... stars who use social media to promote causes are widely lauded, a change that Wilde pegs to broader societal indulgence of a life online. "It used to be very separated, and there was this sense of maintaining the illusion, and that an actor had to be anonymous so people would believe you in character. But I think the nature of society has changed and it's happened for everyone, not just celebrities. People share more, and people expect to be shared with. There's just a sense of acceptance of a more complex and dynamic life, a more varied personality", she says.
Importantly, this change in society is obviously what people bring to work, and shapes the future of work. This means that executives who are not actively engaging and sharing are making a decision to place themselves outside their employees' world and out of touch with how society is changing. And because there is an obvious link between culture and leaders, and the maintenance of a culture and the behaviour of leaders, then leaders who refuse to engage are stamping their corporate culture with that trait.
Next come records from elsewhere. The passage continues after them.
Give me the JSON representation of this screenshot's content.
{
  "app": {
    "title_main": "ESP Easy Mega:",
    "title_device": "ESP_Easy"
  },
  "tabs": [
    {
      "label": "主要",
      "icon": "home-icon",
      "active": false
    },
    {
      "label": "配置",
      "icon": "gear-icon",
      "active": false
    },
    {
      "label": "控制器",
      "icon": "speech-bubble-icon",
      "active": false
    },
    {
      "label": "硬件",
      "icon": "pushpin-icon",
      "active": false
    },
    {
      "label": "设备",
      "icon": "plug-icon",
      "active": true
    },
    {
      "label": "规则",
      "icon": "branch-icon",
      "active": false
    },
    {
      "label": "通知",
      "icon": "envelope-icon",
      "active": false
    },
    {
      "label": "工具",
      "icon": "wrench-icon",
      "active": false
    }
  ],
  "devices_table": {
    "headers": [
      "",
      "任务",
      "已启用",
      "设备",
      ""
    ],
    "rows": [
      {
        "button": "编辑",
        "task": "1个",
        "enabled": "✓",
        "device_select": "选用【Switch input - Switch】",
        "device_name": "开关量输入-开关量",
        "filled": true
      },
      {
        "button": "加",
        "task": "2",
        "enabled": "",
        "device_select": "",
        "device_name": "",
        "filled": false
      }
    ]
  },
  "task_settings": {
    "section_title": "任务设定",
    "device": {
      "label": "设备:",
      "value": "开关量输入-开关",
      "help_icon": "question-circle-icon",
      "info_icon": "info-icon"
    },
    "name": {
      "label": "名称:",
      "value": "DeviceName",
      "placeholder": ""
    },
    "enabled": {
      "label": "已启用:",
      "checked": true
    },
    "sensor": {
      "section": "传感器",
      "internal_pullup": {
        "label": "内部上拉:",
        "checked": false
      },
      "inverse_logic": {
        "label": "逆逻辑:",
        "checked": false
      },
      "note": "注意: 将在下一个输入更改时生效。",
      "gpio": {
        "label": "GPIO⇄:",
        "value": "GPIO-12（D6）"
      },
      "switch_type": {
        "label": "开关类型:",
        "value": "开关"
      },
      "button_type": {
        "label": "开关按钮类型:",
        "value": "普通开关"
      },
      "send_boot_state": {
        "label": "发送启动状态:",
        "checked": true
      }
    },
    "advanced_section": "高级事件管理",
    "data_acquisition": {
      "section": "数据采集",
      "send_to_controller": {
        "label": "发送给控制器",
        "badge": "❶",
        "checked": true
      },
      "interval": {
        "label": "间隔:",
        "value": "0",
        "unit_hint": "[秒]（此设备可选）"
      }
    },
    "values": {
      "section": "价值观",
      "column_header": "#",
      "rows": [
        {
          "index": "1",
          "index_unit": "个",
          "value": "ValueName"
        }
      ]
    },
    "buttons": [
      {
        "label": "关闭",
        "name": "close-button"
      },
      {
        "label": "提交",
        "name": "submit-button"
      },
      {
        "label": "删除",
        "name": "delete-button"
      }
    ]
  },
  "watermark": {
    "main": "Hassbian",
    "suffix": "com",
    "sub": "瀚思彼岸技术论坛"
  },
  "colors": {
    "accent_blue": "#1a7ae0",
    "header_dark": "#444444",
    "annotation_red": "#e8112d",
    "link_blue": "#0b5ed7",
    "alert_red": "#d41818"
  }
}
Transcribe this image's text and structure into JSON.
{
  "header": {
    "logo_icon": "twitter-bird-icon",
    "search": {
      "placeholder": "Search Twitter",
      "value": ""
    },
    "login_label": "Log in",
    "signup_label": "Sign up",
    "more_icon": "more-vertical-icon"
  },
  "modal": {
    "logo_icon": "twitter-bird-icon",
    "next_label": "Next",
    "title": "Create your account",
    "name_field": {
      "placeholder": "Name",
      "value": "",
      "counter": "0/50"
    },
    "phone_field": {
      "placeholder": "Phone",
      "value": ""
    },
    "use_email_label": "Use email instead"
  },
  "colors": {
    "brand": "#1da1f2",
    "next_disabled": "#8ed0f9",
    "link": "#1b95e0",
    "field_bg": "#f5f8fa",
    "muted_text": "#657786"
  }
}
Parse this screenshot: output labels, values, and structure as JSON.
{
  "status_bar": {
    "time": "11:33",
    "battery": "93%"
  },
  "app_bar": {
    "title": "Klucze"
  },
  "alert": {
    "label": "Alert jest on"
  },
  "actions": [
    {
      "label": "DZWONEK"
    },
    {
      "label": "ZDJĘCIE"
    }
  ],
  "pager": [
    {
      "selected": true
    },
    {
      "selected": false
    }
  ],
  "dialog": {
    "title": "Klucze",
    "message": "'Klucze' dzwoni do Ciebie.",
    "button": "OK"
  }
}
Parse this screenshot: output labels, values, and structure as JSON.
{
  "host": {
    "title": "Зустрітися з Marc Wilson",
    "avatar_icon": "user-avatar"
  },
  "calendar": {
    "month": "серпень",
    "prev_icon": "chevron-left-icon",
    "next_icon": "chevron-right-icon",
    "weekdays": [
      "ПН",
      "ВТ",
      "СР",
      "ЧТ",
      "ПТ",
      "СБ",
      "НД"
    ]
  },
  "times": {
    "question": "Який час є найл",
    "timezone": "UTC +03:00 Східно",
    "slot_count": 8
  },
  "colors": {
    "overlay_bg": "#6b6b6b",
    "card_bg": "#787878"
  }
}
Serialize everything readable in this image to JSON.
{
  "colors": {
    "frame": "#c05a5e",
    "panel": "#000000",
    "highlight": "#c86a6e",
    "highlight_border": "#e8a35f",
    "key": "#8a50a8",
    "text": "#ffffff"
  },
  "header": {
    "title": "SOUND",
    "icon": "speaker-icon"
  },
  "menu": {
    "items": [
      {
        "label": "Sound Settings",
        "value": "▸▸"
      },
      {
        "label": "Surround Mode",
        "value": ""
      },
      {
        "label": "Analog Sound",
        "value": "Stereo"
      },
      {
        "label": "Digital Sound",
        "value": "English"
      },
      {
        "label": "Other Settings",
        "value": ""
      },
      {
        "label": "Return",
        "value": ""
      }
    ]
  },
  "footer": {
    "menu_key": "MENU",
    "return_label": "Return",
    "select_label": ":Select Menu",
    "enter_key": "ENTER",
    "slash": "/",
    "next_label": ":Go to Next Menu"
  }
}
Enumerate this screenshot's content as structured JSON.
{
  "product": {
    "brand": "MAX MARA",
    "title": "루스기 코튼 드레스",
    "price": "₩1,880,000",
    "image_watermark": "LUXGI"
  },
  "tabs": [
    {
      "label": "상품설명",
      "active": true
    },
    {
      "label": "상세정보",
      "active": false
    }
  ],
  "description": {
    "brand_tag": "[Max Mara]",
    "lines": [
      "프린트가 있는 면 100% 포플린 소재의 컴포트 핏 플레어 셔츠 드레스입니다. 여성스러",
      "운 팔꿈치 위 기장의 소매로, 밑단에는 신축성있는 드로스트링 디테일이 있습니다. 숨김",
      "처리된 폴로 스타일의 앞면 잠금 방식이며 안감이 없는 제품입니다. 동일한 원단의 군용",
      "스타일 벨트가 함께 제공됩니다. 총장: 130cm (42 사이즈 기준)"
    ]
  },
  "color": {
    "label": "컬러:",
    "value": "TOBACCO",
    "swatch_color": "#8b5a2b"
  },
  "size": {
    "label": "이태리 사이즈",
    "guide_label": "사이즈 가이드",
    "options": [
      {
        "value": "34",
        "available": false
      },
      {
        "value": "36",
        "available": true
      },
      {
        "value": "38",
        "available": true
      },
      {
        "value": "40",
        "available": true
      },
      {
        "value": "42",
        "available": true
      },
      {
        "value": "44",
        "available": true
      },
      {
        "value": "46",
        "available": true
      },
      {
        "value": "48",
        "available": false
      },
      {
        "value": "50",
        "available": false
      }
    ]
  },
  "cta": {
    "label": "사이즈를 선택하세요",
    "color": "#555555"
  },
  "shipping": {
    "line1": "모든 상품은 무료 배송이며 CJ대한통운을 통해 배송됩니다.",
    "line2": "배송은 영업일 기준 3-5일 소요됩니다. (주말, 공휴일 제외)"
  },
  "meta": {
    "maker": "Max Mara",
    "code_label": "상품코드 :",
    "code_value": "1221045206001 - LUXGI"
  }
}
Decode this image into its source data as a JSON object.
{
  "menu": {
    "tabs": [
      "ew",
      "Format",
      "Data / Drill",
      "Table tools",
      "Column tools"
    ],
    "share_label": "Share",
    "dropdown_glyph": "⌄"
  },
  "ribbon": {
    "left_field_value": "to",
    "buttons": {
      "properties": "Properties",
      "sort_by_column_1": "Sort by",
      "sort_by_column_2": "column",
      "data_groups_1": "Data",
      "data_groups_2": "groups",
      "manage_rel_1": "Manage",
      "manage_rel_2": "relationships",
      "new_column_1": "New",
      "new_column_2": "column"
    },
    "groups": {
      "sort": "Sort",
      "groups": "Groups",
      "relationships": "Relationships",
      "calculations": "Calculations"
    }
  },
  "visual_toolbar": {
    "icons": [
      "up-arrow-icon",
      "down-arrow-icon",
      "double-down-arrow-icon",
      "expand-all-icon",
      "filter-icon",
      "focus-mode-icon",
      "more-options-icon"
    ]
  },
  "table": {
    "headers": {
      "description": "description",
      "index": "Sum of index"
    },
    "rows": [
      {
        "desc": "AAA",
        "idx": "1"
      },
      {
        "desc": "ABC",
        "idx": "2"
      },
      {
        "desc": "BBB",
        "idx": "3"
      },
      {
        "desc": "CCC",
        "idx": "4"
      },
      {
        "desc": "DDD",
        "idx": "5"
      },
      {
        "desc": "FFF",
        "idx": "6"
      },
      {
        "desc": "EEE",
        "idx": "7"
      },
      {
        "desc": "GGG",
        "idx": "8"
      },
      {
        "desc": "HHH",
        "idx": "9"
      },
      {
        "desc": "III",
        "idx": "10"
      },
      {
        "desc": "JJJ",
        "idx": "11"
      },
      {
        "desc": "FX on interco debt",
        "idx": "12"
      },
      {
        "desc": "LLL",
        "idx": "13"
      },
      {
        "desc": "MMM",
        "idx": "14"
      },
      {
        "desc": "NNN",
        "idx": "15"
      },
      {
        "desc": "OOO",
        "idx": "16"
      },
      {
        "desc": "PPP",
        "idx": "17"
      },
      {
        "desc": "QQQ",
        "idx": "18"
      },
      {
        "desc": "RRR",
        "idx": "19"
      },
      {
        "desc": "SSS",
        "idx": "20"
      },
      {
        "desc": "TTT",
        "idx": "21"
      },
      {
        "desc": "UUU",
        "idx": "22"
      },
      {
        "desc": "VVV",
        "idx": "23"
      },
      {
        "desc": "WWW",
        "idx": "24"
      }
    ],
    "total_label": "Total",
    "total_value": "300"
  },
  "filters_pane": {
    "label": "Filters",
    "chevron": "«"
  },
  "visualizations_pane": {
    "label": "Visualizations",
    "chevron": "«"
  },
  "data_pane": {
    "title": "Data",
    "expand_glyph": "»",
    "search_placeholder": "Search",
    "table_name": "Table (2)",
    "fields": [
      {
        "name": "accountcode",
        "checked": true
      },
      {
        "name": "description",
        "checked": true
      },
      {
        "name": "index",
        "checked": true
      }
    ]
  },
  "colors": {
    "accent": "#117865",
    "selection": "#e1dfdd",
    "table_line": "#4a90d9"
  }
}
Charlene goes on to say that for non-engaging executives "the challenge is that these networks are bidirectional. People can talk back to you. They feel very empowered to talk back and ask and challenge. Many leaders don't feel comfortable with that level of engagement".
Is it not stretching all boundaries of imagination and credibility to think such executives, who will not engage with their people, could be called leaders?
Time for executives to shed the mystique
So let's call a spade a spade and let's call executives who resist engaging in social - both corporately and in social media - not leaders but laggards.
How could we help them "shed the mystique"? Well perhaps by gently demonstrating that they have none, and that the gap is increasing between them and the real leaders and influencers within the organisation. And in fact Charlene quotes David Thodey ex-CEO Telstra as leading the way by actively referring people to discussions on the corporate social network.
Richard Branson is a real business leader, and he embraces mixing with his staff and engaging in social at scale.
Lady Gaga is a real celebrity leader, and she embraces mixing with her fans and engaging in social at scale.
Lady Gaga and Richard Branson are examples executives can embrace, and perhaps need to embrace, in order to retain the right to be called a leader.